I woke up late (again) to sunlight streaming through the sheers of my hotel in Madrid. I’d cracked the window open the night before, and the morning sounds from the street were wafting up into my room.
It was still early. By which I mean 830a. By which I mean, the crack of dawn for Madrid.
I dressed by the natural light; scurried down to the Lobby to a waiting taxi. I was off to a conference (the subject of it would bore you to tears, but it’s the sort of thing I get fired up about…remember…”Dramatic Drachmas”). The event was being held at a Spanish law firm’s new headquarters, and their building was Apple Store-like in its use of glass and dark stone. The Madrid sun filled the glass enclosure and turned the cavernous space into a veritable greenhouse.
I was thrilled.
I laid eyes on a friend of mine who gave me a big friendly hug. I am sometimes struck by the nature of hugs. I always joke about not being a touchy person, but when in Spain, do as the Spanish do. There were hugs; kisses; familiar greetings. It was…nice.

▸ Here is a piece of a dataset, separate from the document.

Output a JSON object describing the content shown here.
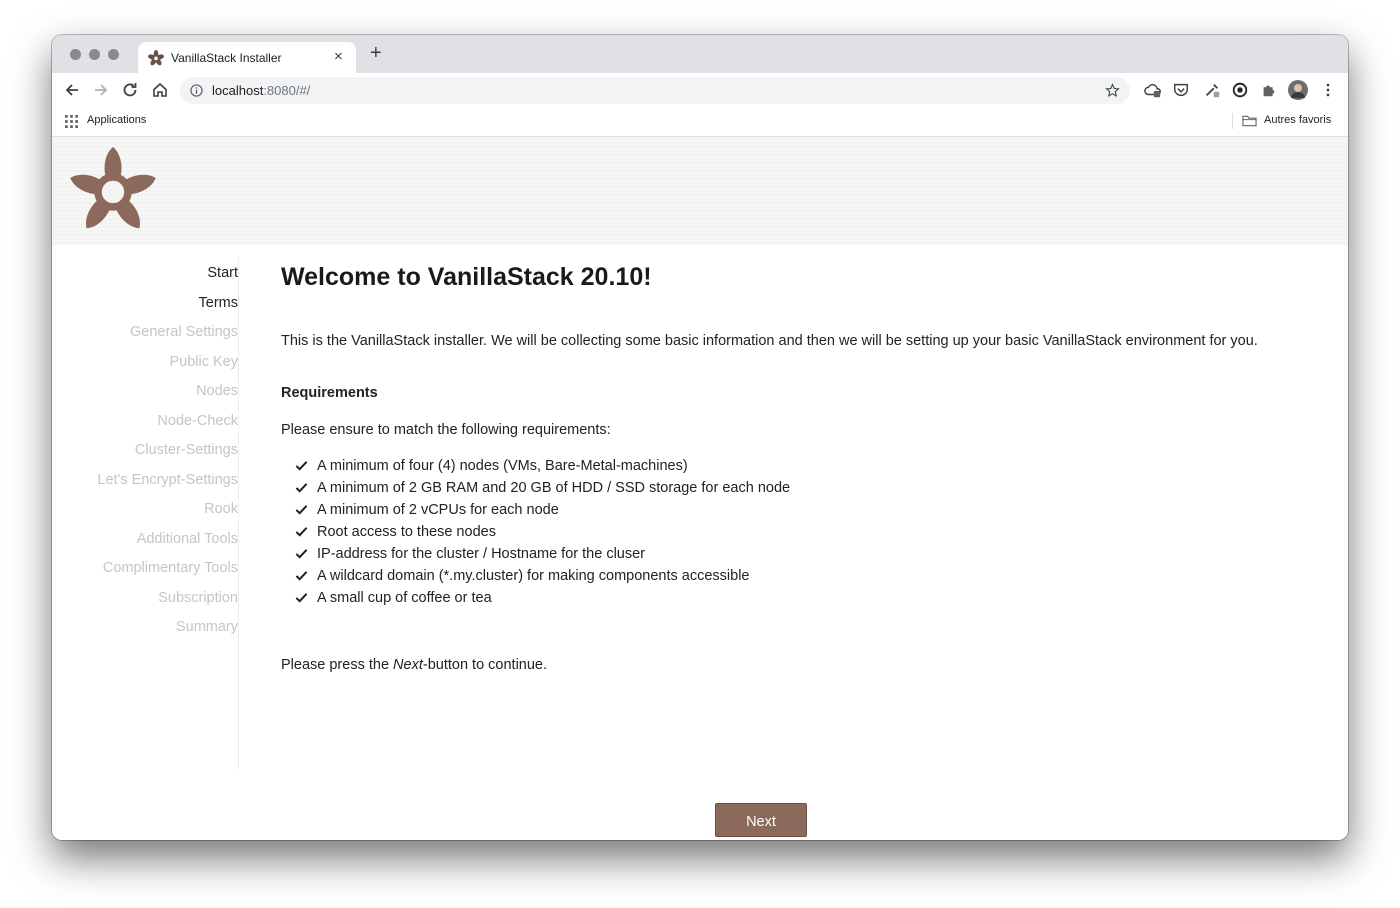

At some point, I got talking to the deputy general counsel of a big American corporation. He was German, married to an American; they were based in Geneva. We talked about my injury; about getting around on crutches; about the nature of the beast of being involuntarily slowed down.

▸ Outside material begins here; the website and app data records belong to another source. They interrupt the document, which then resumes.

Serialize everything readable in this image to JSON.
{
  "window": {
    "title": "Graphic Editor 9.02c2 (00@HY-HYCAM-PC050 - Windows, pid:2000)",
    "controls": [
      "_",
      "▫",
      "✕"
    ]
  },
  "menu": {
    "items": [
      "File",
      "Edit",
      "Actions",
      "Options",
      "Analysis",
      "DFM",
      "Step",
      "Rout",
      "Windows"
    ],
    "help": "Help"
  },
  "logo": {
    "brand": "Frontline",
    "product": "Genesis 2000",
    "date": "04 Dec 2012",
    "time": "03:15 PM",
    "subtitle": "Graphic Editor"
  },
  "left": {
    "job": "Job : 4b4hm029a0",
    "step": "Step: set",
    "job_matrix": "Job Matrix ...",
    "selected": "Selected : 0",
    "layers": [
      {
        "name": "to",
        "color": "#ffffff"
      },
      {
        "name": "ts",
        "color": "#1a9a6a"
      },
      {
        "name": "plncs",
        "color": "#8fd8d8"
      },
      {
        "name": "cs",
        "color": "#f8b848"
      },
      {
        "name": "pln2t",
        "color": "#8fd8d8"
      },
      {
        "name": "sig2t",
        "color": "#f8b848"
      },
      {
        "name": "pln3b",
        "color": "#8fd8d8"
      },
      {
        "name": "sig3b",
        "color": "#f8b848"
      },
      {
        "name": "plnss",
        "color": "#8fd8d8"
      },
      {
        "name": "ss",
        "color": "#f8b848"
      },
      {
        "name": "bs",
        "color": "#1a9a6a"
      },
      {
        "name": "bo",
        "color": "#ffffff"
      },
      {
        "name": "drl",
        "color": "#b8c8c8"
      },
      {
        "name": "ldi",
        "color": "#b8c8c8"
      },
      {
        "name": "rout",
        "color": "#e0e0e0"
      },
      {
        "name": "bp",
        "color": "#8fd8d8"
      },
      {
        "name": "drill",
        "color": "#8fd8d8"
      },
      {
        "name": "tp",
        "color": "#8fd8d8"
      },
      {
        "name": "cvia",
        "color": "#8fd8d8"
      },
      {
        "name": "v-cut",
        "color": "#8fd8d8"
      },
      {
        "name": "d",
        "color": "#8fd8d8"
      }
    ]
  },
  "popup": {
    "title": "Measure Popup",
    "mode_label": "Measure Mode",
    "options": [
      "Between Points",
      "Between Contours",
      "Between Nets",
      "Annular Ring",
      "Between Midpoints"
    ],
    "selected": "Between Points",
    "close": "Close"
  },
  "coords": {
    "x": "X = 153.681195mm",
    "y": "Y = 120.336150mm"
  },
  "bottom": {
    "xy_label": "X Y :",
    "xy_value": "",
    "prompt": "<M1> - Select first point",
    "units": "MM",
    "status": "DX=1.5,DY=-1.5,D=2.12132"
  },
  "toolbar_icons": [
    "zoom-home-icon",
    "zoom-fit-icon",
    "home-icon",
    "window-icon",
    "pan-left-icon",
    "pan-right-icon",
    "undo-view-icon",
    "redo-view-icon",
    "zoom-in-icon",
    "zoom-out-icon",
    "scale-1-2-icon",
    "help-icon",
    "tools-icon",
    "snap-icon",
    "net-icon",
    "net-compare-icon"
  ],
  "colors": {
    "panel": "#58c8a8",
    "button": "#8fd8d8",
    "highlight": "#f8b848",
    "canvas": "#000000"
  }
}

You’ll find the blessing in this, he assured me, And it will be remarkable. Your guardian angel is looking out for you.
It was a funny thing to say, a striking one. (And admittedly, the somewhat spiritual overtones of the comment might have seemed completely out of context if the conference hadn’t been sponsored by our Jesuit law school). The comment resonated especially because my mother always said things like that she felt that my grandparents were with me and my brother all the time. My grandmother had died six years ago last weekend — the same day I’d hurt myself — and she was, in fact, Spanish.
(Her birthday is Friday. She’d have been 99.)

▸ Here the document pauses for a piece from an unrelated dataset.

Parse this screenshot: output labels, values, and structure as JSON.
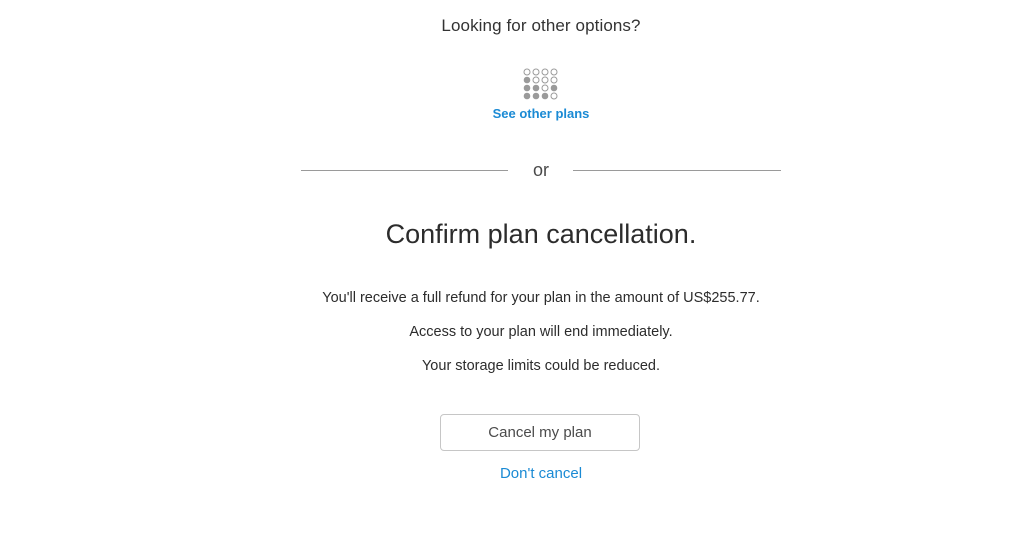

The whole exchange reminded me of a line from a song I used to love, and listened to on repeat during many a transition time in my life. The refrain went:
…And keep me guessing with these blessings in disguise
And I’ll walk with grace my feet and faith my eyes…
These incidents and accidents, where they just ordinary blessings in disguise? Was this grace?
The day and the conference ended and after cocktails with friends, I did some work then had dinner under the stained glass dome of my hotel. It was so beautiful — all of it — Madrid; the people; the food; the crystal, and glass, and the light of day fading in the painted panes of the ceiling above me.
It struck me, then, that there were angels dining somewhere, just maybe not at The Ritz. Though ironically, I’d swapped my hotel reservation from Hotel Ritz in Madrid to the Palace just the day before. Maybe I was walking away from fate — but maybe, unbeknownst to me — broken, human, humbled, I was slowly limping right into it.